I was recently commissioned to write a poem for a garden. Odd. And – it turns out – wonderful. It was dreamt up by the visionaries at Hosta, a Nottingham-based horticultural consultancy whose mission is to ‘green the grey’ and try and get our cities breathing again, putting roof gardens on shopping centres and ‘pocket parks’ in previously disused public spaces, giving people a place to relax as they work, shop, and generally just exist in the centre of town. They wanted to incorporate some new writing into their next piece of work to celebrate Nottingham’s recent status as a UNESCO City of Literature and that’s where I came in. The poem was to be engraved on to the walls of their first show garden, a back-to-back pocket park destined for the 2016 Royal Horticultural Society Tatton Park Show in Cheshire which will soon be relocated back to Nottingham for everyone to enjoy. Together we imagined a poem that celebrates the garden as something both apart from, and simultaneously a part of, the city; in conversation with its urban environment rather than in opposition to it. I wanted to explore the idea of the garden as a place of inherent ancestral and anthropological calm, at once strange and familiar, exotic and comforting, stimulating and restorative.
The garden, called ‘A Drop of Urban Green’ and designed by Ed Higgins, won Best Back-To-Back Garden and an RHS Gold Medal at Tatton Park, and was featured on the BBC coverage of the event. Catch it on iPlayer here (featured at 28 minutes in).
Watch me perform the poem:
Poem for RHS Tatton Park

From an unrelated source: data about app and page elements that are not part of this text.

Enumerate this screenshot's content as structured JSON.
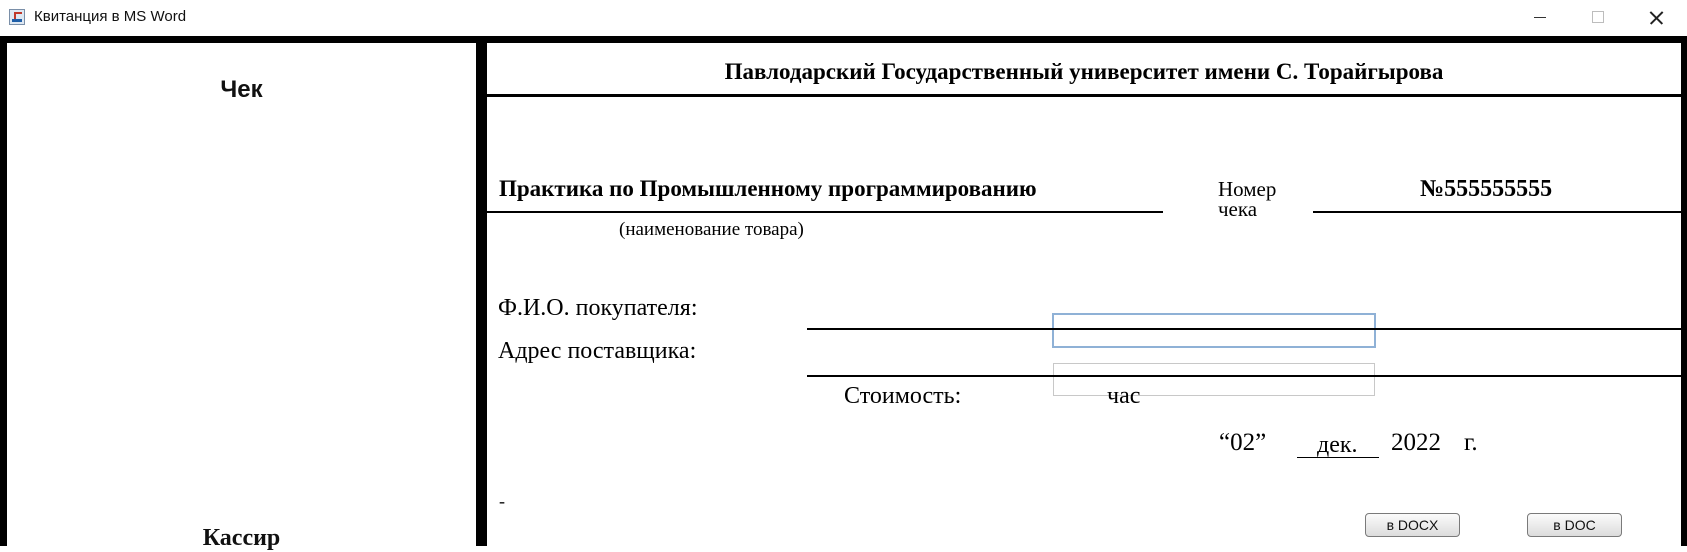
{
  "window": {
    "title": "Квитанция в MS Word",
    "icon": "java-cup-icon"
  },
  "stub": {
    "title": "Чек",
    "cashier_label": "Кассир"
  },
  "receipt": {
    "university": "Павлодарский Государственный университет имени С. Торайгырова",
    "product_name": "Практика по Промышленному программированию",
    "product_caption": "(наименование товара)",
    "number_label_line1": "Номер",
    "number_label_line2": "чека",
    "number_value": "№555555555",
    "buyer_label": "Ф.И.О. покупателя:",
    "buyer_value": "",
    "supplier_label": "Адрес поставщика:",
    "supplier_value": "",
    "cost_label": "Стоимость:",
    "cost_unit": "час",
    "date_day": "“02”",
    "date_month": "дек.",
    "date_year": "2022",
    "date_suffix": "г.",
    "footer_mark": "-"
  },
  "buttons": {
    "docx": "в DOCX",
    "doc": "в DOC"
  }
}
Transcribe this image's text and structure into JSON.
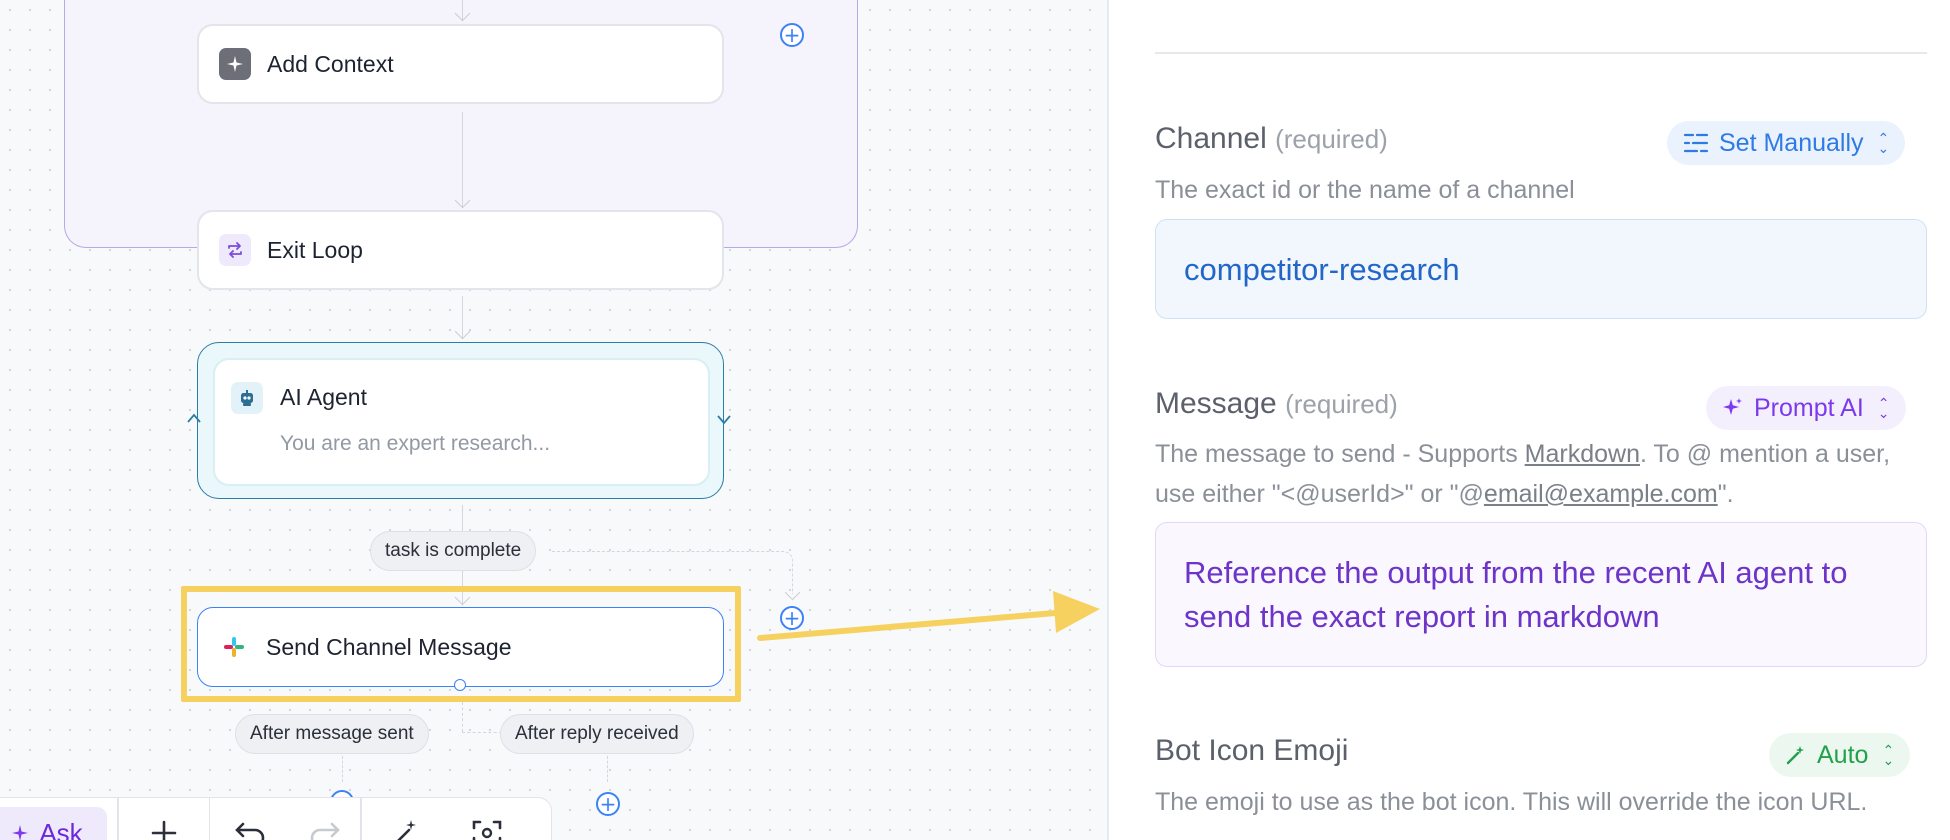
{
  "canvas": {
    "nodes": {
      "add_context": "Add Context",
      "exit_loop": "Exit Loop",
      "ai_agent_title": "AI Agent",
      "ai_agent_subtitle": "You are an expert research...",
      "send_channel_message": "Send Channel Message"
    },
    "branches": {
      "task_complete": "task is complete",
      "after_message_sent": "After message sent",
      "after_reply_received": "After reply received"
    },
    "toolbar": {
      "ask": "Ask"
    }
  },
  "panel": {
    "channel": {
      "label": "Channel",
      "required": "(required)",
      "mode": "Set Manually",
      "description": "The exact id or the name of a channel",
      "value": "competitor-research"
    },
    "message": {
      "label": "Message",
      "required": "(required)",
      "mode": "Prompt AI",
      "desc_part1": "The message to send - Supports ",
      "desc_link1": "Markdown",
      "desc_part2": ". To @ mention a user, use either \"<@userId>\" or \"@",
      "desc_link2": "email@example.com",
      "desc_part3": "\".",
      "value": "Reference the output from the recent AI agent to send the exact report in markdown"
    },
    "bot_icon": {
      "label": "Bot Icon Emoji",
      "mode": "Auto",
      "description": "The emoji to use as the bot icon. This will override the icon URL."
    }
  },
  "colors": {
    "highlight": "#f7d160",
    "accent_blue": "#3b82f6",
    "prompt_purple": "#7c3aed",
    "auto_green": "#16a34a",
    "loop_border": "#b8a8e6",
    "agent_border": "#2a7da6"
  },
  "icons": [
    "sparkle-icon",
    "loop-icon",
    "robot-icon",
    "slack-icon",
    "plus-circle-icon",
    "undo-icon",
    "redo-icon",
    "magic-wand-icon",
    "focus-icon",
    "list-icon",
    "chevron-updown-icon"
  ]
}
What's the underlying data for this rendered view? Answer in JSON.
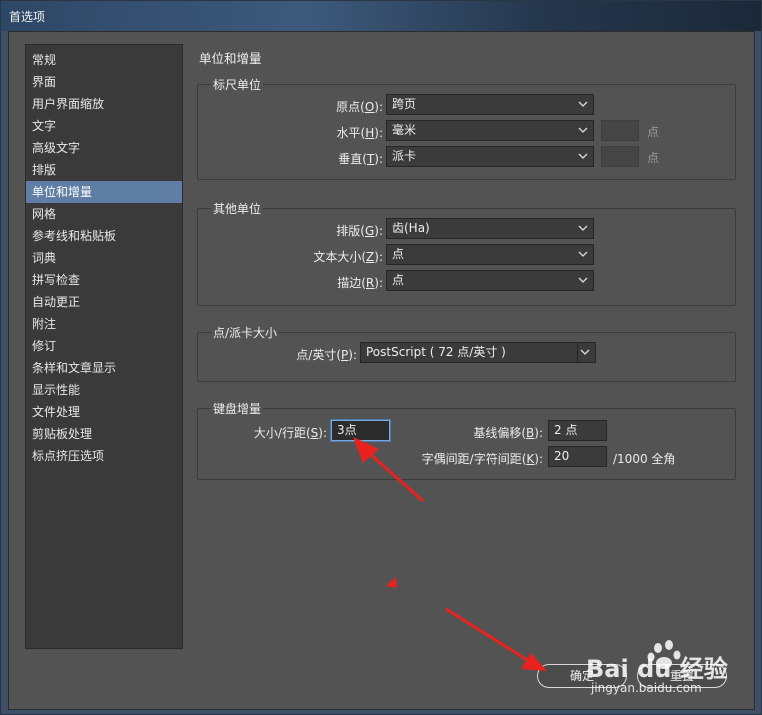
{
  "window": {
    "title": "首选项"
  },
  "sidebar": {
    "items": [
      {
        "label": "常规"
      },
      {
        "label": "界面"
      },
      {
        "label": "用户界面缩放"
      },
      {
        "label": "文字"
      },
      {
        "label": "高级文字"
      },
      {
        "label": "排版"
      },
      {
        "label": "单位和增量",
        "selected": true
      },
      {
        "label": "网格"
      },
      {
        "label": "参考线和粘贴板"
      },
      {
        "label": "词典"
      },
      {
        "label": "拼写检查"
      },
      {
        "label": "自动更正"
      },
      {
        "label": "附注"
      },
      {
        "label": "修订"
      },
      {
        "label": "条样和文章显示"
      },
      {
        "label": "显示性能"
      },
      {
        "label": "文件处理"
      },
      {
        "label": "剪贴板处理"
      },
      {
        "label": "标点挤压选项"
      }
    ]
  },
  "panel": {
    "heading": "单位和增量"
  },
  "ruler_units": {
    "group_label": "标尺单位",
    "origin": {
      "label": "原点",
      "key": "O",
      "value": "跨页"
    },
    "horizontal": {
      "label": "水平",
      "key": "H",
      "value": "毫米",
      "unit": "点"
    },
    "vertical": {
      "label": "垂直",
      "key": "T",
      "value": "派卡",
      "unit": "点"
    }
  },
  "other_units": {
    "group_label": "其他单位",
    "composition": {
      "label": "排版",
      "key": "G",
      "value": "齿(Ha)"
    },
    "text_size": {
      "label": "文本大小",
      "key": "Z",
      "value": "点"
    },
    "stroke": {
      "label": "描边",
      "key": "R",
      "value": "点"
    }
  },
  "point_pica": {
    "group_label": "点/派卡大小",
    "points_inch": {
      "label": "点/英寸",
      "key": "P",
      "value": "PostScript ( 72 点/英寸 )"
    }
  },
  "keyboard": {
    "group_label": "键盘增量",
    "size_leading": {
      "label": "大小/行距",
      "key": "S",
      "value": "3点"
    },
    "baseline_shift": {
      "label": "基线偏移",
      "key": "B",
      "value": "2 点"
    },
    "kerning": {
      "label": "字偶间距/字符间距",
      "key": "K",
      "value": "20",
      "suffix": "/1000 全角"
    }
  },
  "buttons": {
    "ok": "确定",
    "reset": "重置"
  },
  "watermark": {
    "logo": "Bai du 经验",
    "url": "jingyan.baidu.com"
  },
  "colors": {
    "selection": "#5e7ea3",
    "annotation_arrow": "#e8231f",
    "focus": "#7aa7d6"
  }
}
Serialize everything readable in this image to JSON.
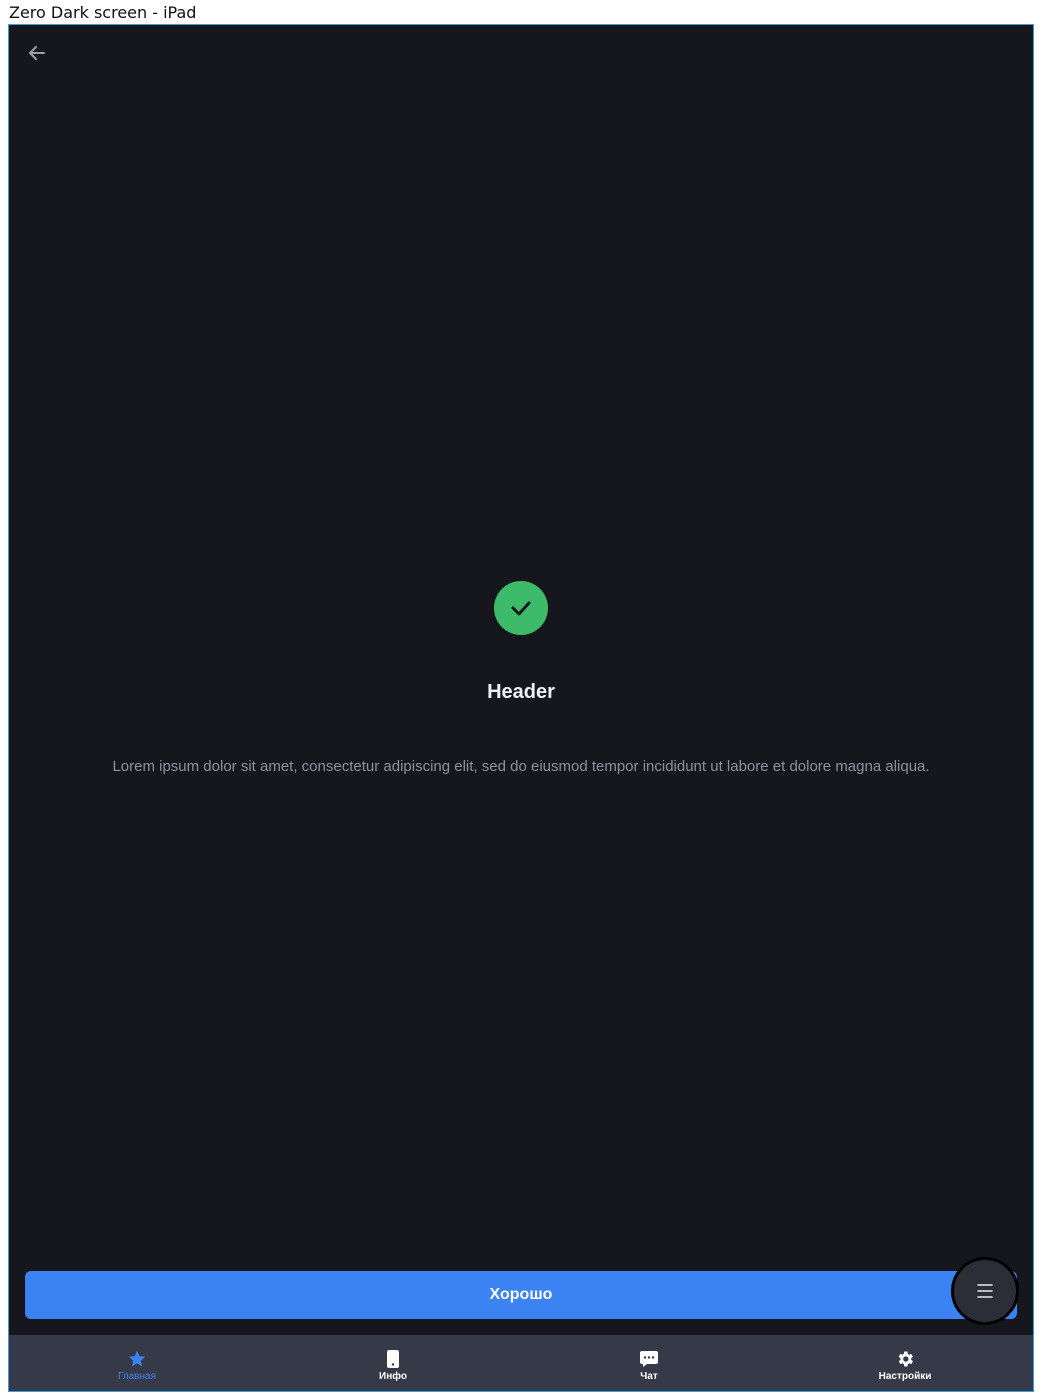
{
  "window": {
    "title": "Zero Dark screen - iPad"
  },
  "screen": {
    "header": "Header",
    "description": "Lorem ipsum dolor sit amet, consectetur adipiscing elit, sed do eiusmod tempor incididunt ut labore et dolore magna aliqua.",
    "primary_button_label": "Хорошо"
  },
  "tabbar": {
    "items": [
      {
        "label": "Главная",
        "icon": "star-icon",
        "active": true
      },
      {
        "label": "Инфо",
        "icon": "phone-icon",
        "active": false
      },
      {
        "label": "Чат",
        "icon": "chat-icon",
        "active": false
      },
      {
        "label": "Настройки",
        "icon": "gear-icon",
        "active": false
      }
    ]
  },
  "colors": {
    "background": "#15171d",
    "accent": "#3b82f2",
    "success": "#3dbb6a",
    "tabbar": "#363947"
  }
}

We often try and kid ourselves, in the depths of teenage angst and an insatiable craving for individuality, that we have nothing in common with our parents. Especially not the one who makes desperately uncool jokes. God no! And then you go away to university and start inadvertently making those same jokes, and the flimsy tapestry of self-delusion unravels with a warm and fuzzy shrug.
I’m thrilled to announce the 2016 UK tour of my show, The Hitchhiker’s Guide to the Family. Coming (probably) to a town near you! Visiting OXFORD // YORK // CARDIFF // IPSWICH // MAIDENHEAD // LEICESTER // NOTTINGHAM // FARNHAM // NEWCASTLE // LINCOLN // BRISTOL // BROMSGROVE // LONDON
Click here to book tickets
This one is about running, which used to be an enormous part of my life, but is something I’ve hitherto written very little about. There’s definitely a lot more to say, but at least I’m out of the blocks, as it were…
PAW #19 is about graduation, and all the magnificent shit people chat about the ‘real’ world…
Rather unsurprisingly, a lot of my writing around this time concerned the EU referendum, and so the poems from these 3 weeks inadvertently became a sort of Brexit triptych. The first is a warning, the second some sleep-deprived and probably-misplaced optimism, and the third outright despair/fury. They can be, if not ‘enjoyed’, at least ‘watched’ together.
Be prepared for a lifetime of misery, heartbreak, and insufferable pedantry. Studying English is HARD…
PAW #14 is a very personal one, about the breakdown (and slow -ongoing- rebuild) of my family. About seeing your parents as 3D, fallible people for the first time. I hope there’s something in it for anyone whose folks have separated. The garden path to happiness is paved with truth, even if the bricks scratch your feet a little, even if it’s covered in weeds…or something like that.
This poem means I’m a quarter of the way through my year of poems! If you’re enjoying them, please share them around.
Almost every device I own and use daily broke simultaneously recently, and – among other things – I lost all my laptop files. This is about the things that are really worth saving…
PAW #12 is about John Kennedy Toole, the ill-fated would-be novelist whose book A Confederacy of Dunces was repeatedly rejected by publishers throughout his life, which Toole prematurely ended when he gassed himself in his car in Mississippi, aged 31. The novel was later published when the gatekeepers realised the error of their ways and Toole won a posthumous Pulitzer Prize in the 1980s. That’ll teach them.